When Franklin looks back on his NCAA career, he said he takes particular pride in several programs:

  • The presidential pledge. Since September 2016, 839 member schools and 102 conferences have signed the pledge, committing to push for more diversity and gender equity in athletics hiring. “In the last year and a half, I’ve witnessed more discussion about issues around diversity and inclusion than I had probably experienced in the prior four or five years,” Franklin said. “If people are talking about it, it means they’re thinking about it. And if they’re thinking about it, hopefully they’re acting on it.”
  • The NCAA Accelerating Academic Success Program. The program cultivates academic support for student-athletes through grants to member schools. “I’m extraordinarily pleased,” Franklin said, “to see it from its very beginning, starting out as a pilot … and now it has mainstream financial support.”
  • The NCAA Inclusion Forum. This annual gathering of higher education and college athletics leaders and student-athletes stages sessions that delve into research and support for racial and ethnic minorities, women, international student-athletes, LGBTQ student-athletes and athletes with disabilities. “Folks come from all across the country for 2½ days to talk about best practices and policies,” Franklin said. “Hopefully, they’ll find some seed in that discussion and go back to their campus and plant it, nurture it, and it will grow into an object of change.”

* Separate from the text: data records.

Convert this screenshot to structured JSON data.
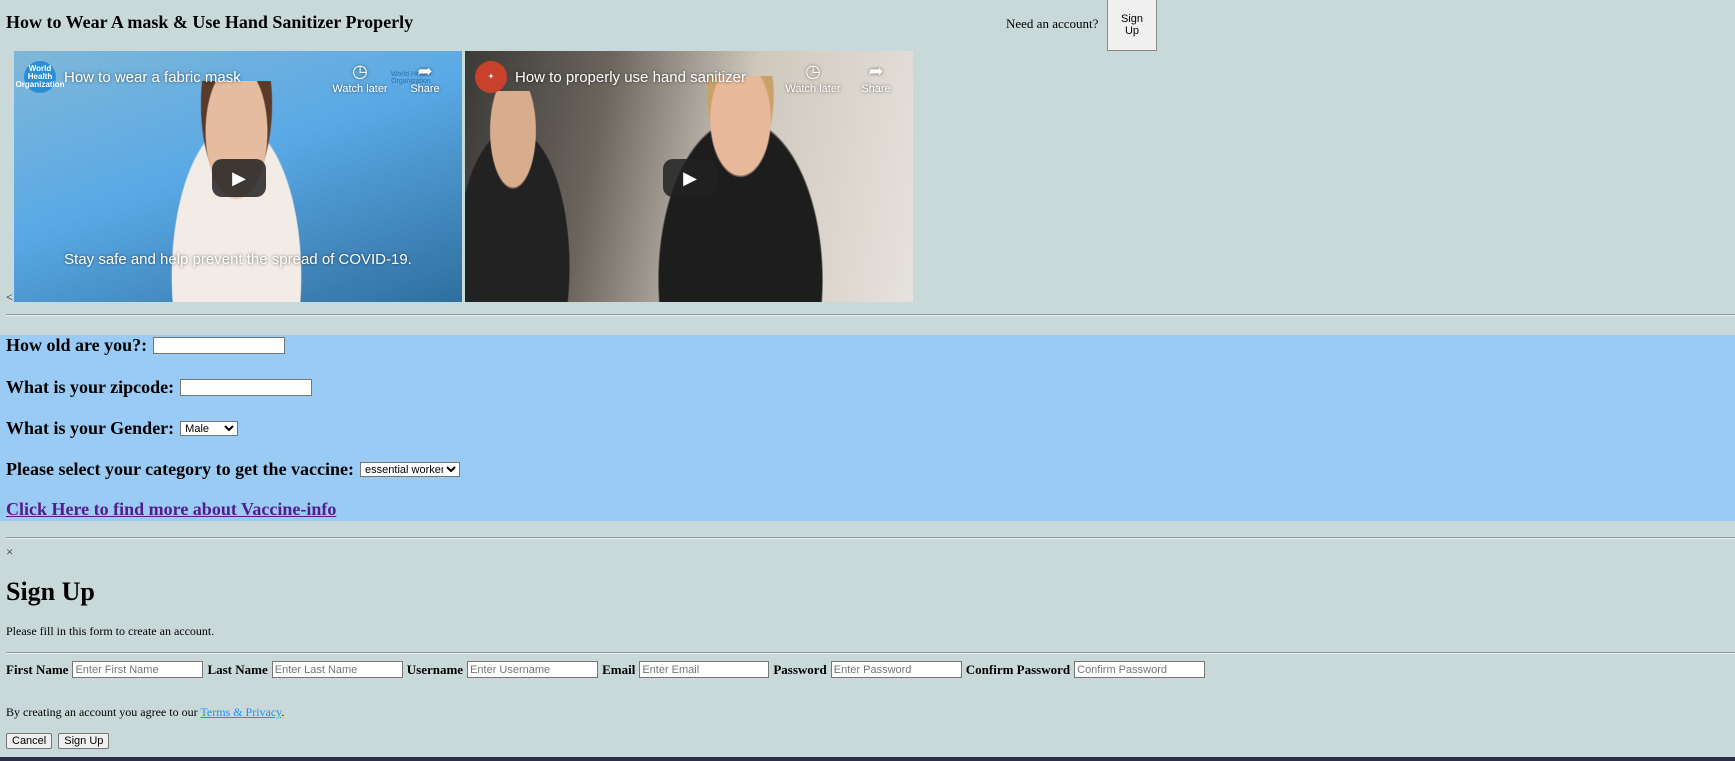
{
  "header": {
    "title": "How to Wear A mask & Use Hand Sanitizer Properly",
    "need_account": "Need an account?",
    "signup_button": "Sign Up"
  },
  "videos": [
    {
      "channel_logo": "who-logo",
      "logo_text": "World Health Organization",
      "title": "How to wear a fabric mask",
      "watch_later": "Watch later",
      "share": "Share",
      "caption": "Stay safe and help prevent the spread of COVID-19.",
      "watermark": "World Health Organization"
    },
    {
      "channel_logo": "uh-logo",
      "title": "How to properly use hand sanitizer",
      "watch_later": "Watch later",
      "share": "Share"
    }
  ],
  "stray_text": "<",
  "form": {
    "age_label": "How old are you?:",
    "age_value": "",
    "zip_label": "What is your zipcode:",
    "zip_value": "",
    "gender_label": "What is your Gender:",
    "gender_selected": "Male",
    "category_label": "Please select your category to get the vaccine:",
    "category_selected": "essential worker",
    "link_text": "Click Here to find more about Vaccine-info",
    "panel_color": "#99cbf4"
  },
  "signup": {
    "close": "×",
    "heading": "Sign Up",
    "subtitle": "Please fill in this form to create an account.",
    "fields": [
      {
        "label": "First Name",
        "placeholder": "Enter First Name"
      },
      {
        "label": "Last Name",
        "placeholder": "Enter Last Name"
      },
      {
        "label": "Username",
        "placeholder": "Enter Username"
      },
      {
        "label": "Email",
        "placeholder": "Enter Email"
      },
      {
        "label": "Password",
        "placeholder": "Enter Password"
      },
      {
        "label": "Confirm Password",
        "placeholder": "Confirm Password"
      }
    ],
    "terms_prefix": "By creating an account you agree to our ",
    "terms_link": "Terms & Privacy",
    "terms_suffix": ".",
    "cancel_button": "Cancel",
    "submit_button": "Sign Up"
  },
  "colors": {
    "page_background": "#c9d9d9",
    "link_visited": "#551a8b",
    "terms_link": "#1e90ff"
  }
}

Franklin is proud, too, of his many mentoring experiences, dating to his initial years as a college president when he chose a “mentee” from each freshman class and helped that student with a road map for higher education. At the NCAA, his mentoring often took the form of work with young people experiencing challenges related to diversity, gender, sexual orientation or physical disability.

“I felt like I was in a position here at the national office to give a voice to those issues,” said Franklin, who turned 65 in August.

As the Association continues to chisel away at diversity concerns in college athletics, Franklin said attracting more people of color for the pipeline of future high-level coaches and administrators is vastly important. A diverse population of student-athletes needs to see more role models in top positions.

“I’ve talked to student-athletes who’ve come out for our Career Forum, particularly female student-athletes of color,” he said. “I’ve encouraged them about going into the industry. More often than not, I hear, ‘Well, I’ll think about it, but I don’t see anyone who looks like me doing what I want to do.’ If we can create more opportunities, then I think there are generations, past and future, of student-athletes who would relish the opportunity to see themselves doing what they want to be able to do.”